THE AVAILABILITY OF WATER IN PEAT SOILS

H. Kuntze
Water is an important factor of plant production. The amount and the availability of soil moisture are very important points of land value. Moreover a dynamical valuation (availability) is more important than a statical valuation (amount of soil water). In both cases peat soils are favoured when compared with mineral soils.

Under natural conditions the water content of peat soils is very high. Therefore these soils must be drained to avoid deficiencies of aeration, microbial activity, uptake of plant nutrients, capacity of holding nutrients, and productivity (1). Even well drained peat soils retain a high water content.

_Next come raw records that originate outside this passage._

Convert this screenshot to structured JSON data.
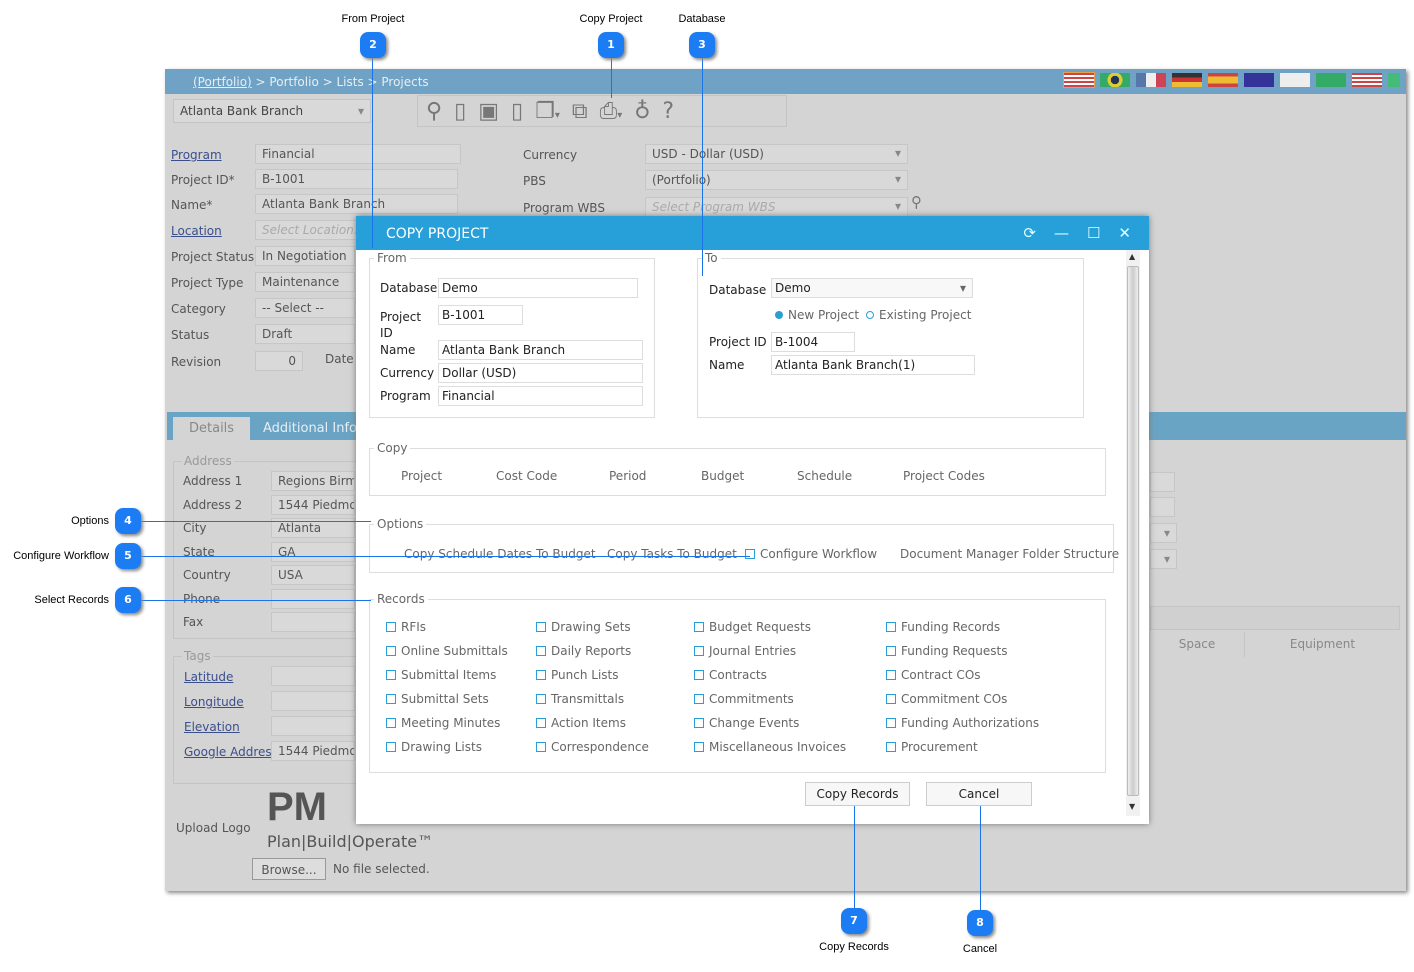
{
  "background": {
    "breadcrumb": {
      "root": "(Portfolio)",
      "rest": " > Portfolio > Lists > Projects"
    },
    "project_select": "Atlanta Bank Branch",
    "fields_left": [
      {
        "label": "Program",
        "value": "Financial",
        "link": true
      },
      {
        "label": "Project ID*",
        "value": "B-1001"
      },
      {
        "label": "Name*",
        "value": "Atlanta Bank Branch"
      },
      {
        "label": "Location",
        "placeholder": "Select Location...",
        "link": true
      },
      {
        "label": "Project Status",
        "value": "In Negotiation"
      },
      {
        "label": "Project Type",
        "value": "Maintenance"
      },
      {
        "label": "Category",
        "value": "-- Select --"
      },
      {
        "label": "Status",
        "value": "Draft"
      },
      {
        "label": "Revision",
        "value": "0"
      }
    ],
    "date_label": "Date",
    "fields_right": [
      {
        "label": "Currency",
        "value": "USD - Dollar (USD)"
      },
      {
        "label": "PBS",
        "value": "(Portfolio)"
      },
      {
        "label": "Program WBS",
        "placeholder": "Select Program WBS"
      }
    ],
    "tabs": [
      "Details",
      "Additional Info"
    ],
    "address_legend": "Address",
    "address": [
      {
        "label": "Address 1",
        "value": "Regions Birming"
      },
      {
        "label": "Address 2",
        "value": "1544 Piedmont"
      },
      {
        "label": "City",
        "value": "Atlanta"
      },
      {
        "label": "State",
        "value": "GA"
      },
      {
        "label": "Country",
        "value": "USA"
      },
      {
        "label": "Phone",
        "value": ""
      },
      {
        "label": "Fax",
        "value": ""
      }
    ],
    "tags_legend": "Tags",
    "tags": [
      {
        "label": "Latitude",
        "value": ""
      },
      {
        "label": "Longitude",
        "value": ""
      },
      {
        "label": "Elevation",
        "value": ""
      },
      {
        "label": "Google Address",
        "value": "1544 Piedmont"
      }
    ],
    "upload_logo": "Upload Logo",
    "logo_text": "PM",
    "logo_tagline": "Plan|Build|Operate™",
    "browse": "Browse...",
    "no_file": "No file selected.",
    "table_cols": [
      "Space",
      "Equipment"
    ]
  },
  "dialog": {
    "title": "COPY PROJECT",
    "from": {
      "legend": "From",
      "fields": [
        {
          "label": "Database",
          "value": "Demo"
        },
        {
          "label": "Project ID",
          "value": "B-1001"
        },
        {
          "label": "Name",
          "value": "Atlanta Bank Branch"
        },
        {
          "label": "Currency",
          "value": "Dollar (USD)"
        },
        {
          "label": "Program",
          "value": "Financial"
        }
      ]
    },
    "to": {
      "legend": "To",
      "database_label": "Database",
      "database": "Demo",
      "radio_new": "New Project",
      "radio_existing": "Existing Project",
      "selected": "New Project",
      "project_id_label": "Project ID",
      "project_id": "B-1004",
      "name_label": "Name",
      "name": "Atlanta Bank Branch(1)"
    },
    "copy": {
      "legend": "Copy",
      "items": [
        "Project",
        "Cost Code",
        "Period",
        "Budget",
        "Schedule",
        "Project Codes"
      ]
    },
    "options": {
      "legend": "Options",
      "items": [
        "Copy Schedule Dates To Budget",
        "Copy Tasks To Budget",
        "Configure Workflow",
        "Document Manager Folder Structure"
      ]
    },
    "records": {
      "legend": "Records",
      "columns": [
        [
          "RFIs",
          "Online Submittals",
          "Submittal Items",
          "Submittal Sets",
          "Meeting Minutes",
          "Drawing Lists"
        ],
        [
          "Drawing Sets",
          "Daily Reports",
          "Punch Lists",
          "Transmittals",
          "Action Items",
          "Correspondence"
        ],
        [
          "Budget Requests",
          "Journal Entries",
          "Contracts",
          "Commitments",
          "Change Events",
          "Miscellaneous Invoices"
        ],
        [
          "Funding Records",
          "Funding Requests",
          "Contract COs",
          "Commitment COs",
          "Funding Authorizations",
          "Procurement"
        ]
      ]
    },
    "copy_records": "Copy Records",
    "cancel": "Cancel"
  },
  "callouts": [
    {
      "n": "1",
      "label": "Copy Project"
    },
    {
      "n": "2",
      "label": "From Project"
    },
    {
      "n": "3",
      "label": "Database"
    },
    {
      "n": "4",
      "label": "Options"
    },
    {
      "n": "5",
      "label": "Configure Workflow"
    },
    {
      "n": "6",
      "label": "Select Records"
    },
    {
      "n": "7",
      "label": "Copy Records"
    },
    {
      "n": "8",
      "label": "Cancel"
    }
  ],
  "colors": {
    "dialog_header": "#279fd9",
    "callout": "#1c7cf4",
    "checkbox": "#2a9fd6",
    "topbar": "#6fa2c4"
  }
}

The field capacity of light soils and the permeability of heavy, sticky soils are improved by peat (2). The physical and chemical properties of peat are very important for its use in horticulture. Measurements of soil moisture tension (pF), satured (Kf) and unsaturated (Ku) flow of water in peat soils show some advantages of plant growing on such substrates (3). Since Briggs and Shantz (4) it is an aim of botanists and soil scientists to confirm previous investigated physical soil conditions of water utilization by plants. This paper contributes some results to this question.

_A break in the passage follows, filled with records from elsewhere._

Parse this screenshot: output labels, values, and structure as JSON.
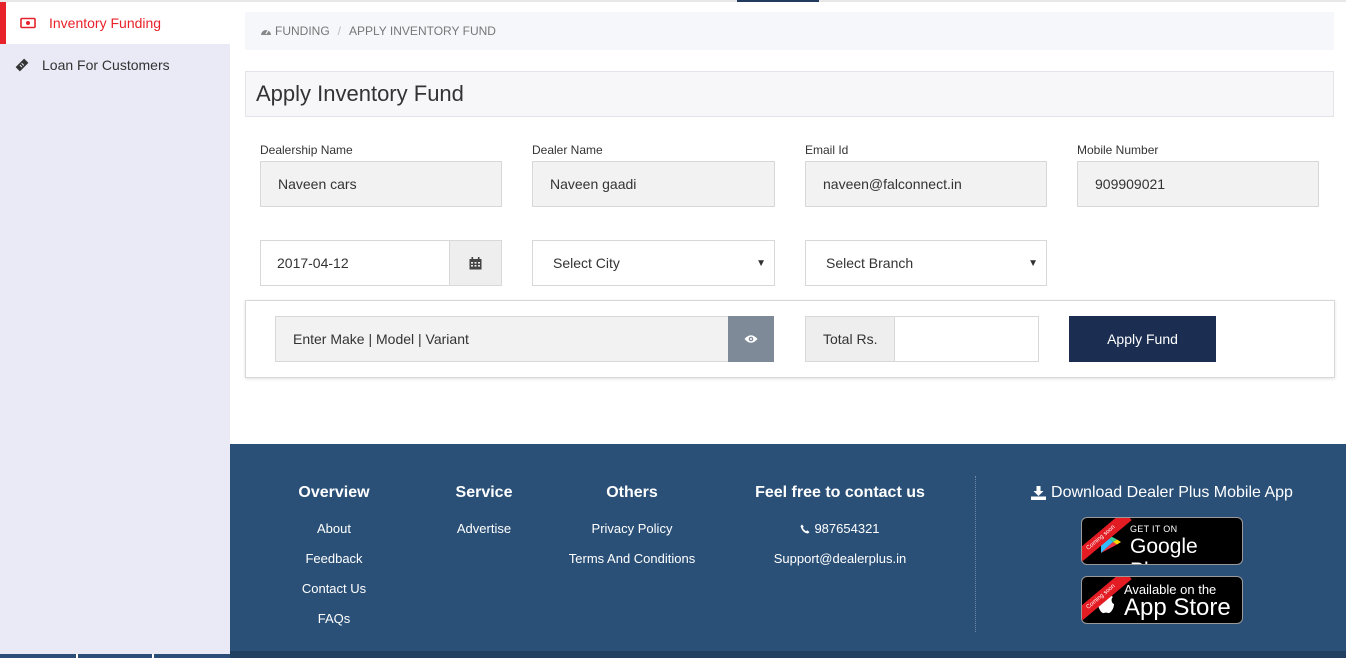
{
  "sidebar": {
    "items": [
      {
        "label": "Inventory Funding",
        "icon": "money-icon",
        "active": true
      },
      {
        "label": "Loan For Customers",
        "icon": "ticket-icon",
        "active": false
      }
    ]
  },
  "breadcrumb": {
    "root": "FUNDING",
    "current": "APPLY INVENTORY FUND"
  },
  "page": {
    "title": "Apply Inventory Fund"
  },
  "form": {
    "dealership_name": {
      "label": "Dealership Name",
      "value": "Naveen cars"
    },
    "dealer_name": {
      "label": "Dealer Name",
      "value": "Naveen gaadi"
    },
    "email": {
      "label": "Email Id",
      "value": "naveen@falconnect.in"
    },
    "mobile": {
      "label": "Mobile Number",
      "value": "909909021"
    },
    "date": "2017-04-12",
    "city_select": "Select City",
    "branch_select": "Select Branch"
  },
  "vehicle": {
    "placeholder": "Enter Make | Model | Variant",
    "total_label": "Total Rs.",
    "total_value": "",
    "apply_button": "Apply Fund"
  },
  "footer": {
    "overview": {
      "title": "Overview",
      "links": [
        "About",
        "Feedback",
        "Contact Us",
        "FAQs"
      ]
    },
    "service": {
      "title": "Service",
      "links": [
        "Advertise"
      ]
    },
    "others": {
      "title": "Others",
      "links": [
        "Privacy Policy",
        "Terms And Conditions"
      ]
    },
    "contact": {
      "title": "Feel free to contact us",
      "phone": "987654321",
      "email": "Support@dealerplus.in"
    },
    "download": {
      "title": "Download Dealer Plus Mobile App",
      "google": {
        "small": "GET IT ON",
        "big": "Google Play",
        "ribbon": "Coming soon"
      },
      "apple": {
        "small": "Available on the",
        "big": "App Store",
        "ribbon": "Coming soon"
      }
    }
  },
  "colors": {
    "accent_red": "#e8222a",
    "sidebar_bg": "#eaeaf7",
    "navy_button": "#1b2e52",
    "footer_bg": "#2a5078"
  }
}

Kuntze, H. (1972). THE AVAILABILITY OF WATER IN PEAT SOILS. Acta Hortic. 26, 29-36
DOI: 10.17660/ActaHortic.1972.26.4
https://doi.org/10.17660/ActaHortic.1972.26.4

Acta Horticulturae